Propulsion on Hoogvliet is with a single MaK main engine of type 8M 20C, resulting in a top speed – fully loaded – of 11.2 knots. This engine features a turbocharger and a dual fresh water cooling system. It runs on both HFO and gas oil and is coupled to a controllable pitch propeller (CPP). With the CPP, the engine’s rpm can be kept constant, allowing for electrical power production through the Stamford shaft generator (and thus on HFO), rather than through the separate diesel-driven generator set. The cooling is with two service pumps circulating the (fresh) cooling water for the heat exchangers through box coolers in the sides. Although exhaust treatment is not provided, space is available for scrubbers should it be needed later on.

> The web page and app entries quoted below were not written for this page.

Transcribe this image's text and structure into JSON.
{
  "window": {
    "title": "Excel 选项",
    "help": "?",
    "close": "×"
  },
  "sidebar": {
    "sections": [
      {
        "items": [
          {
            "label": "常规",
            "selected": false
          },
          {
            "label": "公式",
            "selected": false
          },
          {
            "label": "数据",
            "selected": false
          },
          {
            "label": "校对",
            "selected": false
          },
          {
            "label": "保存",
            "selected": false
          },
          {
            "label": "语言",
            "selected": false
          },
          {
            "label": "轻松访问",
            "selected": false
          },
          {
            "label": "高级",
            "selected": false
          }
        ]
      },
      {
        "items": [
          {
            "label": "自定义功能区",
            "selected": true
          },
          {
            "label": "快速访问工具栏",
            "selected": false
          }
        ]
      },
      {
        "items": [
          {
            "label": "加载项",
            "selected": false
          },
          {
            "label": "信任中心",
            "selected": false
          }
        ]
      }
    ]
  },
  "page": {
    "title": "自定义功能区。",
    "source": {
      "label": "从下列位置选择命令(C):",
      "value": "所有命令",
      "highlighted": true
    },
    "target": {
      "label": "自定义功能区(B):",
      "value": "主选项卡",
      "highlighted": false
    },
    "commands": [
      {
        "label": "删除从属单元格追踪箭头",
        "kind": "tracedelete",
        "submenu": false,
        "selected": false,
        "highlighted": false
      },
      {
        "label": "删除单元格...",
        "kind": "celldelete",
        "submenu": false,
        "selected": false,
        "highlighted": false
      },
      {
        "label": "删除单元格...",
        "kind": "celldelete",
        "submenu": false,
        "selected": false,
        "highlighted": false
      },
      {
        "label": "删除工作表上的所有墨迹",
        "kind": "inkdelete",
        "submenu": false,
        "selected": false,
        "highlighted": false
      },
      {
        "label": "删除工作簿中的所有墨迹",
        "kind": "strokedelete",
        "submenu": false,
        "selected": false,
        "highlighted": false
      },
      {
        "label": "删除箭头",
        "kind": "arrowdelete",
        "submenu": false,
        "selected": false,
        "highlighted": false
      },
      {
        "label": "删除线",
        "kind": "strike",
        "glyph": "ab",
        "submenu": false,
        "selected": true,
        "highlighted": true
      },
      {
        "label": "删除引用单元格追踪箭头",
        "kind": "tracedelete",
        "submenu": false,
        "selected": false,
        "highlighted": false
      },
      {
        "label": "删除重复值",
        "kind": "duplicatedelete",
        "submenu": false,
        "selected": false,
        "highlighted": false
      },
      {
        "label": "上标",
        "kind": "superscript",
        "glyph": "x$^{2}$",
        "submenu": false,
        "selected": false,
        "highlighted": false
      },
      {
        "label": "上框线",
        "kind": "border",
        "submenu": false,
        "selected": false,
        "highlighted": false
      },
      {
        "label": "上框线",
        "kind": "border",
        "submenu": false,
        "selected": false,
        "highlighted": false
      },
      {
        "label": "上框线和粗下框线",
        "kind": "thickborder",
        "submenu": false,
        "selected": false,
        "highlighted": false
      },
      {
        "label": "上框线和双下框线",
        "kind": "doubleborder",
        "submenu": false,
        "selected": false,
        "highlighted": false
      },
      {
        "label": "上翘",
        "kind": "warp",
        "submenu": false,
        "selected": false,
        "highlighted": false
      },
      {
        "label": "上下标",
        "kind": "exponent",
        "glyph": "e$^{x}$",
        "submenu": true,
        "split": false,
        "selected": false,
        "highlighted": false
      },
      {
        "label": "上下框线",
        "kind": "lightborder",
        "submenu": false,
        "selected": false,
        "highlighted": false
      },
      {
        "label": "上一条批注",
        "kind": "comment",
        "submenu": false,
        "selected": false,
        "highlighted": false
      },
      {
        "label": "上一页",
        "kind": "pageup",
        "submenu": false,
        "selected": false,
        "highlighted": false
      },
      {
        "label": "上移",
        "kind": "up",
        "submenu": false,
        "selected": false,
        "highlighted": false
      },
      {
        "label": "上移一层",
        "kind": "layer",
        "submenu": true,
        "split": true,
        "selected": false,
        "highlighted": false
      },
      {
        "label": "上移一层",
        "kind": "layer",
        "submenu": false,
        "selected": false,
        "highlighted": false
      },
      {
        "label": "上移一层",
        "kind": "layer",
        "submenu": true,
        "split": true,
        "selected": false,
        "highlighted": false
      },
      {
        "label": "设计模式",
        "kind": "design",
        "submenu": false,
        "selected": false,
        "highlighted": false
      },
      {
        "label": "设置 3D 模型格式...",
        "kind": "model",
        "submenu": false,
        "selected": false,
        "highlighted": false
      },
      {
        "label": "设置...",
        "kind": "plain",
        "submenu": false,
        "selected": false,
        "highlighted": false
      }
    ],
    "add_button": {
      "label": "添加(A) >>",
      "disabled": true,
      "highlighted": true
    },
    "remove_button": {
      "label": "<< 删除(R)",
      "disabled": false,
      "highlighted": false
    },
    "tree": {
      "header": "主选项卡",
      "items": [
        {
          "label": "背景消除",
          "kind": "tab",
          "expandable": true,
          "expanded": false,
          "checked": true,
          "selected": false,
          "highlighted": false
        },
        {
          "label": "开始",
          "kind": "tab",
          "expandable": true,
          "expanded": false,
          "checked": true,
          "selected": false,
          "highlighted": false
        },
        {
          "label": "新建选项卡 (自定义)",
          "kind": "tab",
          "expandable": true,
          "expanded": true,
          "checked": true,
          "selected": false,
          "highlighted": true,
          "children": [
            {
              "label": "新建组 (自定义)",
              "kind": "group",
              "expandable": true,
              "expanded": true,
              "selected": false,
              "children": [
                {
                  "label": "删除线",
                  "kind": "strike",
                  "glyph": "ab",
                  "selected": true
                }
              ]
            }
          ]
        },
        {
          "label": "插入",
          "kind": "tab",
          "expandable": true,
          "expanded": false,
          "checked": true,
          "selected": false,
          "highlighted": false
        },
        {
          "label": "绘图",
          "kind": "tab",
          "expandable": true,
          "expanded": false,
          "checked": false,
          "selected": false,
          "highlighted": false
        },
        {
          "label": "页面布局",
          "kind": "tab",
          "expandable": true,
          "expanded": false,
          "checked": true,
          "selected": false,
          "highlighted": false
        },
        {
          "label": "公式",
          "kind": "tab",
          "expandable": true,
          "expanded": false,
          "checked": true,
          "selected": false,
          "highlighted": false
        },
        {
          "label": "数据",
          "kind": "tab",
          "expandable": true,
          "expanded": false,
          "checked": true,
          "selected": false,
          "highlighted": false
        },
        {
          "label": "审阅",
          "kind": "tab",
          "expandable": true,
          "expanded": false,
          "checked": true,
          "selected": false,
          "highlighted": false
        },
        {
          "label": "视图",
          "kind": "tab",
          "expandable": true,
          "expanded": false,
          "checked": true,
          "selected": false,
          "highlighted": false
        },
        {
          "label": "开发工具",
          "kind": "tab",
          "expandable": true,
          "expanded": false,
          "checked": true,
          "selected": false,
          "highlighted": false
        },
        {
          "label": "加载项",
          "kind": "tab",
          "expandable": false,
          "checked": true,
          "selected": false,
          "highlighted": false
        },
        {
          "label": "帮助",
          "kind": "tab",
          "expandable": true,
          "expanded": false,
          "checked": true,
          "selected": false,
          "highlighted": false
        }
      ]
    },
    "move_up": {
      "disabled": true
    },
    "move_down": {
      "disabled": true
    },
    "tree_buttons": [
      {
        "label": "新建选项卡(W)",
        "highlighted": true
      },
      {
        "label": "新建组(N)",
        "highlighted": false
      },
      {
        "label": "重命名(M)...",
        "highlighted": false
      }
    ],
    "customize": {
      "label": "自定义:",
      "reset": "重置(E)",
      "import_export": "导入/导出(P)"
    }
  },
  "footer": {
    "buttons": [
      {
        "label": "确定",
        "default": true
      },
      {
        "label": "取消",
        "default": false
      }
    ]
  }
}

For ballast water treatment, the same applies. The convention on BWT is not ratified yet and it is expected that ballast water treatment systems will still make strong technological progress in the years to come. Hence, it is not built-in for the moment, but the space is reserved for a later retro-fit if needed. Ballasting or de-ballasting can be done in five hours with two bilge/ballast pumps rated at 150 m3 each.
The electrical installation was done by Alewijnse Marine, which also supplied the navigation and communication equipment through their new subsidiary called Admarel. A notable inclusion is the V-SAT broadband satellite internet connection, which is an essential link between the ship and the management on shore.
The hull for Hoogvliet was built at Damen Shipyards Galati in Romania, and then transported to Damen Bergum for outfitting. Typically, the build time amounts to 18 months, of which four to six months are spent outfitting in the Netherlands. Because of the Damen philosophy to build ships ‘for stock’, the delivery time of a new vessel can be well below the actual build time. Another advantage is that all major components are usually also in stock for quick delivery to a ship in service.
Such is the confidence that Damen Shipyards Bergum has in this product, that they offer their cargo vessels with a two-year warranty. Besides the commercial advantage, this allows the yard to detect problems which occur after the first year. This translates to improvements on consecutive ships in the series.
Damen Shipyards Bergum was established in 1955 and acquired from Bodewes by the Damen Shipyards Group in 1985. In the Damen Group, it is the division responsible for the design and construction of short and deep-sea cargo vessels, oil tankers and offshore logistic vessels. Currently the yard’s 90 employees build on average seven to eight vessels a year, mainly dry cargo vessels and oil tankers up to 14,000 dwt. Because of low bridges downstream from the yard, the entire accommodation and foredeck structure are placed temporarily on deck for outfitting. Only after the vessel is transferred to Harlingen, the accommodation is placed back and welded to the deck, followed by the connection of pipes and cables between hull and superstructure. Through years of experience, this has become a standard procedure for the yard. At the shipyard, a new Combi Freighter 3850 is currently under construction for delivery this summer, and a new hull has arrived which can be completed in a short time span.